Start of Dataset entries
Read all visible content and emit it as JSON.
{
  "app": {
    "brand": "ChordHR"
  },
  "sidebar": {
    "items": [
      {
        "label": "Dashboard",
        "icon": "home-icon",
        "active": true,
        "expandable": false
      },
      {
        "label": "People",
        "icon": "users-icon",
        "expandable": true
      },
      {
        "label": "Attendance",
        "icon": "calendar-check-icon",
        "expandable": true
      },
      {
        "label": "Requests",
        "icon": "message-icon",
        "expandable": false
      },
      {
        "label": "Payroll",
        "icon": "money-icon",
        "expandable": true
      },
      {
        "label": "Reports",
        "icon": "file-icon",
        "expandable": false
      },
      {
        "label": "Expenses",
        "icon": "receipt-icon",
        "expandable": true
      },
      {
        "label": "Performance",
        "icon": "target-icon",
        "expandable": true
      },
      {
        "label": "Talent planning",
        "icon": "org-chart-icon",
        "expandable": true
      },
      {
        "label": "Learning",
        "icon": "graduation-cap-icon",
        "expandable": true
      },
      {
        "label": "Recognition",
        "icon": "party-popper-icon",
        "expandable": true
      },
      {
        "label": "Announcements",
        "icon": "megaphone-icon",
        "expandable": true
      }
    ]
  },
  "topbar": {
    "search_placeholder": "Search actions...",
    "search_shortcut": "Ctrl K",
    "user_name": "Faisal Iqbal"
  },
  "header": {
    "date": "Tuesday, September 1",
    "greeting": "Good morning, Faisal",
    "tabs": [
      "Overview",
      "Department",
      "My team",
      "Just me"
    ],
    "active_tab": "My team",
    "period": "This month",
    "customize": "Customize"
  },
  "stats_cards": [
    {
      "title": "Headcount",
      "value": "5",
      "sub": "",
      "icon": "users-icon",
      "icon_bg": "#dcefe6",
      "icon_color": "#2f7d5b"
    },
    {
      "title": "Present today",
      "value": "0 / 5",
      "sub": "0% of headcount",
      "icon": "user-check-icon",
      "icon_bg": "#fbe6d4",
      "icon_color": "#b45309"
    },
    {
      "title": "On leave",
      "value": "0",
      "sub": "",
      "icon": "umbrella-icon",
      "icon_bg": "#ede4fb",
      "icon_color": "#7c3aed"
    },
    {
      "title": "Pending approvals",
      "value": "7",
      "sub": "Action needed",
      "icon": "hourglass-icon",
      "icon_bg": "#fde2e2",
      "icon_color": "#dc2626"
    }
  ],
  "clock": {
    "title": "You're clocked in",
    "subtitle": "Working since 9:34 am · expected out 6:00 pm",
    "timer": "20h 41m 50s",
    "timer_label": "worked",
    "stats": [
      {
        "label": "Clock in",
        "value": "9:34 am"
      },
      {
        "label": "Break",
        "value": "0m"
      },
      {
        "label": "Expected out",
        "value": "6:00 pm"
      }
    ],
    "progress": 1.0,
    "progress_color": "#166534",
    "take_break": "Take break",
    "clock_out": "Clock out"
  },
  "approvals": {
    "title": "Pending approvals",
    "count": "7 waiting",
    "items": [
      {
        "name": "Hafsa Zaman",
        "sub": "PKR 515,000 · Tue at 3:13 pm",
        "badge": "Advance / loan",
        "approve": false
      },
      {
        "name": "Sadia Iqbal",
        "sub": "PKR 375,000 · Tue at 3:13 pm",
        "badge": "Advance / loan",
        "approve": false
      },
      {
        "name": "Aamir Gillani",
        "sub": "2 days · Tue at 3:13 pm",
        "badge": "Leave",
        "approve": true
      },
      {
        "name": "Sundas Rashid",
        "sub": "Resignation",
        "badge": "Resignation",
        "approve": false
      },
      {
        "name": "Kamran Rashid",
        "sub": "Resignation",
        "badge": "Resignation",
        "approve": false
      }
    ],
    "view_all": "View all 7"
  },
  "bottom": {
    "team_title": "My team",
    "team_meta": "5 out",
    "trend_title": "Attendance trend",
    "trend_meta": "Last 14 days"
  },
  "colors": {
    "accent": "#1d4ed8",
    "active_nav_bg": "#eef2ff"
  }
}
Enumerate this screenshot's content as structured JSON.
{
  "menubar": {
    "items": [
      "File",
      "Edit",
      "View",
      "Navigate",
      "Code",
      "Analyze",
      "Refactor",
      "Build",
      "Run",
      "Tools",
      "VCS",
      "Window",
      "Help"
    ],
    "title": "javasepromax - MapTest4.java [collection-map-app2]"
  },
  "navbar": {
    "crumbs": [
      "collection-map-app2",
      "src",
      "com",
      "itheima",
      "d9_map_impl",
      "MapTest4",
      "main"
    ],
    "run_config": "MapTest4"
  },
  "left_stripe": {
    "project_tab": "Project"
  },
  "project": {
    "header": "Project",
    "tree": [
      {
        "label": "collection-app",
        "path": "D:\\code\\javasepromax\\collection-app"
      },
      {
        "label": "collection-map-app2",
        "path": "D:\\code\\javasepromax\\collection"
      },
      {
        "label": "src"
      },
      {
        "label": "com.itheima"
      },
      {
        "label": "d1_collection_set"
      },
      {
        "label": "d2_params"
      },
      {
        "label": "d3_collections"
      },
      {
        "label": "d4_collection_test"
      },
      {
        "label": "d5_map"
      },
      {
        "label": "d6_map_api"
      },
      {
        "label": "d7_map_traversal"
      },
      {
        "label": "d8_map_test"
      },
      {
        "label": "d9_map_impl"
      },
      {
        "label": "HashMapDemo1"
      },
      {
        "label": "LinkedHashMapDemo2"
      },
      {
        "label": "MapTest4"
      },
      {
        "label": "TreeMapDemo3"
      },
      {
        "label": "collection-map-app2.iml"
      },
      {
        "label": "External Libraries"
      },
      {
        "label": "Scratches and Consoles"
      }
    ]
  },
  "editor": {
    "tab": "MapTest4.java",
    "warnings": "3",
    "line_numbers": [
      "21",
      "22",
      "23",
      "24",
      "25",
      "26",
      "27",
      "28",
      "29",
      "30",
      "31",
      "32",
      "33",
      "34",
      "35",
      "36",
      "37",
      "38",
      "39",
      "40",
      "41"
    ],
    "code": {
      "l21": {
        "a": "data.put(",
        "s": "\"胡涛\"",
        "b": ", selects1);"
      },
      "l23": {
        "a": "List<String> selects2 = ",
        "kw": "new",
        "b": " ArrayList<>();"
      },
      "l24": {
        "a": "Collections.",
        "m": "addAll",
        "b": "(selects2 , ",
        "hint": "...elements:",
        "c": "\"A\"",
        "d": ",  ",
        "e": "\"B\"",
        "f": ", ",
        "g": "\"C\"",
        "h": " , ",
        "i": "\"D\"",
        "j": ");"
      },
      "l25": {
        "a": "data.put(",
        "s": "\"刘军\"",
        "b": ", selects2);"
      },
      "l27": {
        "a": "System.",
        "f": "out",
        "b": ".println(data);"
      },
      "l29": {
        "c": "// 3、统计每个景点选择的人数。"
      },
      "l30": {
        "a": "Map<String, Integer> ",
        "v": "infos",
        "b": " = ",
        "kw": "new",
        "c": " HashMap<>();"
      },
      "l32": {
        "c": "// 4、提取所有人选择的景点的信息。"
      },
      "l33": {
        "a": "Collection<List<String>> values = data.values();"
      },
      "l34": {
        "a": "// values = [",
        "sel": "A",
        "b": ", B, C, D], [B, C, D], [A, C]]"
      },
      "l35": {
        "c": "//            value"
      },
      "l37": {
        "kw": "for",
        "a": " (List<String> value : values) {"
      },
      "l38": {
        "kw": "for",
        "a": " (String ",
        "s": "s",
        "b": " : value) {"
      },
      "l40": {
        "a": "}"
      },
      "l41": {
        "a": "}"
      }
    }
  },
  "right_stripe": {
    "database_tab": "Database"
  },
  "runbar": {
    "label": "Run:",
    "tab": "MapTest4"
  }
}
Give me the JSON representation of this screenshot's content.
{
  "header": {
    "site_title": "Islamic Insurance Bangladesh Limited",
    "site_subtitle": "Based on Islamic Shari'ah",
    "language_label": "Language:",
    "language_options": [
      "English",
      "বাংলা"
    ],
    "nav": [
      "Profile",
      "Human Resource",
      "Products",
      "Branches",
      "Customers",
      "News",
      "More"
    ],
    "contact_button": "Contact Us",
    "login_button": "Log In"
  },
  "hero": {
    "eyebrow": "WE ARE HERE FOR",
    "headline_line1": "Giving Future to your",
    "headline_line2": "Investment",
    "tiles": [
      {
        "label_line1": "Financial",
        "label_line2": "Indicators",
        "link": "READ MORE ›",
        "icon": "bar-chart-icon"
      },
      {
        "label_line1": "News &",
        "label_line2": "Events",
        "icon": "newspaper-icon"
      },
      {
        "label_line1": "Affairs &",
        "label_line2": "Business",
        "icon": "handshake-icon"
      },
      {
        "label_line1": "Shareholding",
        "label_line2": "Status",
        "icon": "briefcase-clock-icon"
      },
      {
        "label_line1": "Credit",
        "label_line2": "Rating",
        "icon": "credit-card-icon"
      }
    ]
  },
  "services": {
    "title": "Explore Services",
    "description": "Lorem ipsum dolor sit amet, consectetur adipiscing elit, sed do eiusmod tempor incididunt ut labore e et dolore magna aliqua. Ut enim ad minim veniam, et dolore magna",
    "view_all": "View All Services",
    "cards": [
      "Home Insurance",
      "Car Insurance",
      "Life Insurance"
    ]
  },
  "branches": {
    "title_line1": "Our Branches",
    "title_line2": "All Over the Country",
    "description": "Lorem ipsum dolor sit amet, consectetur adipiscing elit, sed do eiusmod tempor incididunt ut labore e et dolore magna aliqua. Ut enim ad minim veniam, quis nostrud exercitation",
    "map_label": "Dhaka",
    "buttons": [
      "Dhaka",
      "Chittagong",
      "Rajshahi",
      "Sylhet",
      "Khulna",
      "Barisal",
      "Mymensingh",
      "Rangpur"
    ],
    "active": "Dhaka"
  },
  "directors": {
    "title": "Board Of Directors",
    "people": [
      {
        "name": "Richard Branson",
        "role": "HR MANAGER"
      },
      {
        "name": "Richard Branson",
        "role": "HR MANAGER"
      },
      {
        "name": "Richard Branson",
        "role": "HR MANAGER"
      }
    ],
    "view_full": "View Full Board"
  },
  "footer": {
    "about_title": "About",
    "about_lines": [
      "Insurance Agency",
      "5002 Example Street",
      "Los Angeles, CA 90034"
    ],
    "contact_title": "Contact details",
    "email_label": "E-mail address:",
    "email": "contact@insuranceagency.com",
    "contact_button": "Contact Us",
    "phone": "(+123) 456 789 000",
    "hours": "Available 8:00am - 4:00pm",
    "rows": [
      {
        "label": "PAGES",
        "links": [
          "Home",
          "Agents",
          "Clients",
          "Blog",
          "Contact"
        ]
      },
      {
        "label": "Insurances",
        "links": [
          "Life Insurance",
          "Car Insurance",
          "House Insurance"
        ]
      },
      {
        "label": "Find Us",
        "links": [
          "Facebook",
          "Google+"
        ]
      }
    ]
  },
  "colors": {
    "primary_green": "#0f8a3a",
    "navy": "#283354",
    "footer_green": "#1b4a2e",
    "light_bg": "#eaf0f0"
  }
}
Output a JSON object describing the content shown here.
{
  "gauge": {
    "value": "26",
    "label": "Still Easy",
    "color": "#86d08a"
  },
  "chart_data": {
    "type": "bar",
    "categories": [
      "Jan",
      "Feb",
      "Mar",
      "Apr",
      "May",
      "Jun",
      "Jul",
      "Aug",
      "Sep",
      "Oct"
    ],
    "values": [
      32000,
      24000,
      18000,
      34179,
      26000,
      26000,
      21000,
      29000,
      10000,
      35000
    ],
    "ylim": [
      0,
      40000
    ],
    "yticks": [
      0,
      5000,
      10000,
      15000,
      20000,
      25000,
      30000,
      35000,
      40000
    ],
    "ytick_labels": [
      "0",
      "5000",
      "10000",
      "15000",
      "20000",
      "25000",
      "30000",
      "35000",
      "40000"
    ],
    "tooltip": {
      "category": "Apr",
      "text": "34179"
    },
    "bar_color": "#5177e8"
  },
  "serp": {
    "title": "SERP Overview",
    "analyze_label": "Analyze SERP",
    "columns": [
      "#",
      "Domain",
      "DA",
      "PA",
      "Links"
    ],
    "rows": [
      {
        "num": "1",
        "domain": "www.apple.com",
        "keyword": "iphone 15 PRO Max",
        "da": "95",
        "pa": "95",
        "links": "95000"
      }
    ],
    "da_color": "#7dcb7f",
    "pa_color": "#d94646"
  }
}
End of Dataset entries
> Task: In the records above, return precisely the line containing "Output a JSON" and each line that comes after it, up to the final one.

> Output of the exercise:
Output a JSON object describing the content shown here.
{
  "gauge": {
    "value": "26",
    "label": "Still Easy",
    "color": "#86d08a"
  },
  "chart_data": {
    "type": "bar",
    "categories": [
      "Jan",
      "Feb",
      "Mar",
      "Apr",
      "May",
      "Jun",
      "Jul",
      "Aug",
      "Sep",
      "Oct"
    ],
    "values": [
      32000,
      24000,
      18000,
      34179,
      26000,
      26000,
      21000,
      29000,
      10000,
      35000
    ],
    "ylim": [
      0,
      40000
    ],
    "yticks": [
      0,
      5000,
      10000,
      15000,
      20000,
      25000,
      30000,
      35000,
      40000
    ],
    "ytick_labels": [
      "0",
      "5000",
      "10000",
      "15000",
      "20000",
      "25000",
      "30000",
      "35000",
      "40000"
    ],
    "tooltip": {
      "category": "Apr",
      "text": "34179"
    },
    "bar_color": "#5177e8"
  },
  "serp": {
    "title": "SERP Overview",
    "analyze_label": "Analyze SERP",
    "columns": [
      "#",
      "Domain",
      "DA",
      "PA",
      "Links"
    ],
    "rows": [
      {
        "num": "1",
        "domain": "www.apple.com",
        "keyword": "iphone 15 PRO Max",
        "da": "95",
        "pa": "95",
        "links": "95000"
      }
    ],
    "da_color": "#7dcb7f",
    "pa_color": "#d94646"
  }
}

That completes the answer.